Given data:

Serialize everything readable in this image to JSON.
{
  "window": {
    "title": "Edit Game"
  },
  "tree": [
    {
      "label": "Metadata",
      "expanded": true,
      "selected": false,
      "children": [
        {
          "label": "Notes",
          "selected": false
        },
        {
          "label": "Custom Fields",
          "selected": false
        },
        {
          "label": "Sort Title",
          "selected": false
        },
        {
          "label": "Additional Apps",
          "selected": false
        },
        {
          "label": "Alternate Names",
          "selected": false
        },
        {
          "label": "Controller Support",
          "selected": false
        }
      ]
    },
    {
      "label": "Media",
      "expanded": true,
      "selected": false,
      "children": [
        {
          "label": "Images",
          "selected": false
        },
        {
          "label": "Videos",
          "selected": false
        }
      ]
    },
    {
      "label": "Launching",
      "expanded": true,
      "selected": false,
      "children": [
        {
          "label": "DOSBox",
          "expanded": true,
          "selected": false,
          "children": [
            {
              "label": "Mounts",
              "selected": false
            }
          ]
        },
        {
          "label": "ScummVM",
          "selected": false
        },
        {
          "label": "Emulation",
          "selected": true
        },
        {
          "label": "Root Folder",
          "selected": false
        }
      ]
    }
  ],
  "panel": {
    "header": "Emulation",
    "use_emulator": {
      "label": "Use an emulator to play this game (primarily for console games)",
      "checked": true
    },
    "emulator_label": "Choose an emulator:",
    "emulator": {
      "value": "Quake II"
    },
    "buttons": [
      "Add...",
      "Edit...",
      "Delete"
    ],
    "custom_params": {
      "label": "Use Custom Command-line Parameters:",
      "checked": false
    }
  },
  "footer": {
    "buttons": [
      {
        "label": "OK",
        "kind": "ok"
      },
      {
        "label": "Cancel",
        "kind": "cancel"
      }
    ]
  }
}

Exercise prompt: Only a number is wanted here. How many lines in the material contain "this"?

Task solution: 2